"There's a lot of wild and woolly stuff going on that is raising significant question marks over whether the necessary labour supply is available to meet New Zealand's ongoing growth needs," said BNZ economist Stephen Toplis.

Policymakers at the Treasury and the Reserve Bank would need a deep understanding of the labour market to set the ground rules, he said.

There had been a disproportionate rise in the unemployment rate for workers aged 15 to 19, which was now a "staggering" 27.5 per cent, and the next age group - 20 to 24 years - had a rate of 13.5 per cent.

Workers over 25 - who could be seen as a proxy for "skilled workers" - had a rate of just 4.6 per cent.

On average, the youth unemployment rate had been 11.8 percentage points higher than the non-youth rate since 1986, but by March this year the difference was 21.9 percentage points.

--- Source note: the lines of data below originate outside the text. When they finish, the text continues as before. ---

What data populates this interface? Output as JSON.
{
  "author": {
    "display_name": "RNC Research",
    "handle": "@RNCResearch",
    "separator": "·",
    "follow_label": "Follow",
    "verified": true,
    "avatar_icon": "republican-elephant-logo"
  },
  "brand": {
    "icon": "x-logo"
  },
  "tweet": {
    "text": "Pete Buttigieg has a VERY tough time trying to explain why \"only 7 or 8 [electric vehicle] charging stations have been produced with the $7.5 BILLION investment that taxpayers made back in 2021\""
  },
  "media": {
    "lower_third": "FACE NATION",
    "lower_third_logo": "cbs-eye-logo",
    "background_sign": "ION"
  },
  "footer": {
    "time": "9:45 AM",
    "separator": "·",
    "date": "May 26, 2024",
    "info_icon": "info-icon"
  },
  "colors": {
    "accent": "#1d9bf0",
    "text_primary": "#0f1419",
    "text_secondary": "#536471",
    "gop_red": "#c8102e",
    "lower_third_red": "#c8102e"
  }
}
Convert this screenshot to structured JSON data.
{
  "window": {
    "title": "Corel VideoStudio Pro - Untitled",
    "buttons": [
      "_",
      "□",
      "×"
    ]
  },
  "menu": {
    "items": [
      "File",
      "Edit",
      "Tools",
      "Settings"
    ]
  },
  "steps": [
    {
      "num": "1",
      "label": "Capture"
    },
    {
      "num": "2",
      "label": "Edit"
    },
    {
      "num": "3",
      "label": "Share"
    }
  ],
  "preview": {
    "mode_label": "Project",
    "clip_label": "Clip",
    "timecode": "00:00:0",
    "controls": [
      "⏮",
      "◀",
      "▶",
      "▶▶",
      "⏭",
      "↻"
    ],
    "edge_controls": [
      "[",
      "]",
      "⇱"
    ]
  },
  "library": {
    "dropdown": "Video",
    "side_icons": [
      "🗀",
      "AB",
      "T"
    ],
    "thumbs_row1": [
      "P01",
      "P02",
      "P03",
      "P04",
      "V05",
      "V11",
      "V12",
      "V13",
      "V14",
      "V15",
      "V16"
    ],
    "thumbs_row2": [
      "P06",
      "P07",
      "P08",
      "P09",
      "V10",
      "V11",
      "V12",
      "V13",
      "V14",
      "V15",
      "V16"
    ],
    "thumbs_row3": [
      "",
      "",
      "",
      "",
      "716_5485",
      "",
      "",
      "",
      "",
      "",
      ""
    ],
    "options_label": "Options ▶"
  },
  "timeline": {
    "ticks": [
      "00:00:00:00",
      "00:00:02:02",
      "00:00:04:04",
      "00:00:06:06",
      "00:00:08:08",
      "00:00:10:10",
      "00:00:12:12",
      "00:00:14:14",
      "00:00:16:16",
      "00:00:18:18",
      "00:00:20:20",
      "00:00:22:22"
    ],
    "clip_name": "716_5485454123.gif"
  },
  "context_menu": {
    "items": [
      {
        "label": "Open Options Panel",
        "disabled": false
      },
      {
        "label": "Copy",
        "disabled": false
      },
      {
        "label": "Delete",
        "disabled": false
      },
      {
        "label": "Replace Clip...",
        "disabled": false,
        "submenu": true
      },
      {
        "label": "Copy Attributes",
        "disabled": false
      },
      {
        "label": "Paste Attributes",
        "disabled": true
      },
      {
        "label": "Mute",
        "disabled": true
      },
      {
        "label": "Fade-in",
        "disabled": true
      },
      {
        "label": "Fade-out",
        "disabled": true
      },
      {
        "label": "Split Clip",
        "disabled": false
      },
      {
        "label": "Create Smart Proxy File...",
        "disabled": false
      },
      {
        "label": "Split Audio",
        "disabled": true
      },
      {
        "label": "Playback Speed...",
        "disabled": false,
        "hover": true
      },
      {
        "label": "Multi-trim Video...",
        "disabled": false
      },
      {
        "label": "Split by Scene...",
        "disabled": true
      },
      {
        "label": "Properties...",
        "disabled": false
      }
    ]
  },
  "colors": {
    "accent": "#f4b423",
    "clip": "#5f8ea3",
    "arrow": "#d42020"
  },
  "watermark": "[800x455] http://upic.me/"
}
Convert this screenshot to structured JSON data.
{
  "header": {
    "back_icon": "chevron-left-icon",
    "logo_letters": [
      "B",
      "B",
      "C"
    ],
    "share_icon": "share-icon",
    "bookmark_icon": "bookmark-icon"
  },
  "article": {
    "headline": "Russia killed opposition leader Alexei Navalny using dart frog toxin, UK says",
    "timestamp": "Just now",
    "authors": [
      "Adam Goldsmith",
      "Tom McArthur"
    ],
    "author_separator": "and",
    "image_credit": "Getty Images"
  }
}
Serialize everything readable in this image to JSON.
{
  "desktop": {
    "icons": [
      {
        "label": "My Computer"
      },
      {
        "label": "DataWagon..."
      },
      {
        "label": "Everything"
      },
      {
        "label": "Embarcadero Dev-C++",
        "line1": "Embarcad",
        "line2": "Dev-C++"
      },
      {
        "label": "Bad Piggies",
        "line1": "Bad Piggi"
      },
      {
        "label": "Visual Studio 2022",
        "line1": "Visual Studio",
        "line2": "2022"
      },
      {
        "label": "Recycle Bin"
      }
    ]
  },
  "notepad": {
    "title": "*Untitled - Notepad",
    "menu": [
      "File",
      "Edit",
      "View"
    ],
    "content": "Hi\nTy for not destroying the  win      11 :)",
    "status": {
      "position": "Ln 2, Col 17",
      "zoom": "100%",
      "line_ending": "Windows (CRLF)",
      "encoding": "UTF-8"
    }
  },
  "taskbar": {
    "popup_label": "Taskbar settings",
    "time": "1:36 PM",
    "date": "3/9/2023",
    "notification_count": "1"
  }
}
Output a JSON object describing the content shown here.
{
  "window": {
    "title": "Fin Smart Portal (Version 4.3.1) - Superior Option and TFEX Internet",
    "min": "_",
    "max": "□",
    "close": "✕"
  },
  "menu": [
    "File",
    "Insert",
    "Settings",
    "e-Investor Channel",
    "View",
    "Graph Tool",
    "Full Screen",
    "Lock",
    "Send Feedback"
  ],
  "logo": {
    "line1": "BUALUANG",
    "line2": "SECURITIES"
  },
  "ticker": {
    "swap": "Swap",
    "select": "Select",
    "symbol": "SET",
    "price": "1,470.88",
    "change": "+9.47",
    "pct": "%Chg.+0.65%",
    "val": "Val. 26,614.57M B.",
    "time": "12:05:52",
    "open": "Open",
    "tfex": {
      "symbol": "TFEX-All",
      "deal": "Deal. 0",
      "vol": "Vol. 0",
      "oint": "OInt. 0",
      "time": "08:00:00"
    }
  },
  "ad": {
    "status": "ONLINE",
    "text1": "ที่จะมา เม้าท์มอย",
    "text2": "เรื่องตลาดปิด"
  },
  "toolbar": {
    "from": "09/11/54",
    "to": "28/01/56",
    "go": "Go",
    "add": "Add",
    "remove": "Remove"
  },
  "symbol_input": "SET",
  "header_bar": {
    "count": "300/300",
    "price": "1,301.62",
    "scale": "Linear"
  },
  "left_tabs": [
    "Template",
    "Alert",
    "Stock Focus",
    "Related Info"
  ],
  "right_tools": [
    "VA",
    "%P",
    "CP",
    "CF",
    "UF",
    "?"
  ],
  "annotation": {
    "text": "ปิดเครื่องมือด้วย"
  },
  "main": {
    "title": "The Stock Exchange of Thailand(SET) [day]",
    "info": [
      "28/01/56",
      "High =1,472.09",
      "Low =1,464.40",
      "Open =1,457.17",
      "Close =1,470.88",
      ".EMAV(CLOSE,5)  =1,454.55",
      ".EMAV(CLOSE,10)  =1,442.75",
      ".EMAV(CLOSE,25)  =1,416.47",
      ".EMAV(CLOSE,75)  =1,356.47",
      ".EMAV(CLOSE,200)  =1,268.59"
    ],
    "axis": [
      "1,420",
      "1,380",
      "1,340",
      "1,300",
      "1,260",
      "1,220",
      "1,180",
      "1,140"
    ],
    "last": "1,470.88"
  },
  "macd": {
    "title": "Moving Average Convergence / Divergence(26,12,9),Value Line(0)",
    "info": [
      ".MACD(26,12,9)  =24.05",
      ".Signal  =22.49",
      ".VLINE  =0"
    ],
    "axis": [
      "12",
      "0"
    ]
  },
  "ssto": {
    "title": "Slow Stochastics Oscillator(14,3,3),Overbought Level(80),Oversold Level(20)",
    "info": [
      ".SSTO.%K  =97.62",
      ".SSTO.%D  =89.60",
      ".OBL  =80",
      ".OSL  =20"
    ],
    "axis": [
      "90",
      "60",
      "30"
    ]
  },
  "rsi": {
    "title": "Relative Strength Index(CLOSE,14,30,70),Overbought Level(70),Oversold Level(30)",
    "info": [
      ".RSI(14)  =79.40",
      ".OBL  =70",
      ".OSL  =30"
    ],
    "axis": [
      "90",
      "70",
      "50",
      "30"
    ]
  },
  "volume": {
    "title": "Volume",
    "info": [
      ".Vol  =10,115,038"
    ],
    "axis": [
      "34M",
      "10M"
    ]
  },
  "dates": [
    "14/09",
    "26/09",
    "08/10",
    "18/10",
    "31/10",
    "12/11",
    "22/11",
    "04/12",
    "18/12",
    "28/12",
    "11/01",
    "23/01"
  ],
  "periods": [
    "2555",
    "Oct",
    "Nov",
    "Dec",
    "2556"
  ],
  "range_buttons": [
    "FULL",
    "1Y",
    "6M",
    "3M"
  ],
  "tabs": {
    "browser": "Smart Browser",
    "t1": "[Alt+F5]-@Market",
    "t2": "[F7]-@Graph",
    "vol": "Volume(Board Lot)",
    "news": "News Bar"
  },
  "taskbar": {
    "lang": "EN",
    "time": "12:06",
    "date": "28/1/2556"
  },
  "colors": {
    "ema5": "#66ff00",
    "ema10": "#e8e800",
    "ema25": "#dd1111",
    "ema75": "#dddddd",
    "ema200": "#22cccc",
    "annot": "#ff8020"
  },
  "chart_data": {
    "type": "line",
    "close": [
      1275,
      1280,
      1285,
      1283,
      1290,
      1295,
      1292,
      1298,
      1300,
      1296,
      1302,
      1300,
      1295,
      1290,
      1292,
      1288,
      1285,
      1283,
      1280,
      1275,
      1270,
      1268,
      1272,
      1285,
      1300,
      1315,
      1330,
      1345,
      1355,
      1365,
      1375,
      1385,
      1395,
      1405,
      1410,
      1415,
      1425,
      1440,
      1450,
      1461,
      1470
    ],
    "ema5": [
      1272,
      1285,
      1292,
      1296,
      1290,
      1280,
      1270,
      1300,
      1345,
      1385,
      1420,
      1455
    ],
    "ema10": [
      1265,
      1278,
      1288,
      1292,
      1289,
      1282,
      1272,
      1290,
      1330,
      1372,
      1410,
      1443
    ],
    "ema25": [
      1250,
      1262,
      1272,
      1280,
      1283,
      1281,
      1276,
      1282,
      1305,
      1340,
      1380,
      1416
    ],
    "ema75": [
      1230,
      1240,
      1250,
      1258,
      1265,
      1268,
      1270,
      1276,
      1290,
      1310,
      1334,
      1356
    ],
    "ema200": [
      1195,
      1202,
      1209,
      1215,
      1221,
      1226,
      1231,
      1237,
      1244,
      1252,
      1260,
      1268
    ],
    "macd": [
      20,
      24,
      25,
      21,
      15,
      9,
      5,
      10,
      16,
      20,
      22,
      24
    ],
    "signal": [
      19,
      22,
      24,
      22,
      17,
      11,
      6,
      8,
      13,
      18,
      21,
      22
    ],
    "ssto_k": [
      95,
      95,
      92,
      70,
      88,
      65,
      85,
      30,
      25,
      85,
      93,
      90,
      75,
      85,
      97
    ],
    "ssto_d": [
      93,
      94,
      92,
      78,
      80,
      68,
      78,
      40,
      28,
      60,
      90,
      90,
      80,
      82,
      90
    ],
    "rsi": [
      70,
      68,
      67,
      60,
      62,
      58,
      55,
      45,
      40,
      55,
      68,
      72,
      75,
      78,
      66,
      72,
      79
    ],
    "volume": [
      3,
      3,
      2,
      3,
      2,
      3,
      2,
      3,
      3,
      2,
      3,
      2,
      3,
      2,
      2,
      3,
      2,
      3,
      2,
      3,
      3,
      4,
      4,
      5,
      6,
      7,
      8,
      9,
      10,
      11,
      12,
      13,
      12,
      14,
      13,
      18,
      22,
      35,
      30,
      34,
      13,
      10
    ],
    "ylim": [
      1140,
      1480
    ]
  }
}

Toplis said it was "curious" that despite the relative surge in the youth unemployment rate, the proportion of unemployed people who were youths had actually fallen.

Between the peak in youth employment at the end of 2007 and now there were 50,500 fewer workers in the 15-19-year age group, a fall of 31.6 per cent, even though there had been an increase of 2400 in total number of people employed.

"The oldies are on the march ... it's an oldies takeover," Toplis said.

Over 56,000 people aged over 60 found jobs in the same period, and 41 per cent of them were aged 65 and over.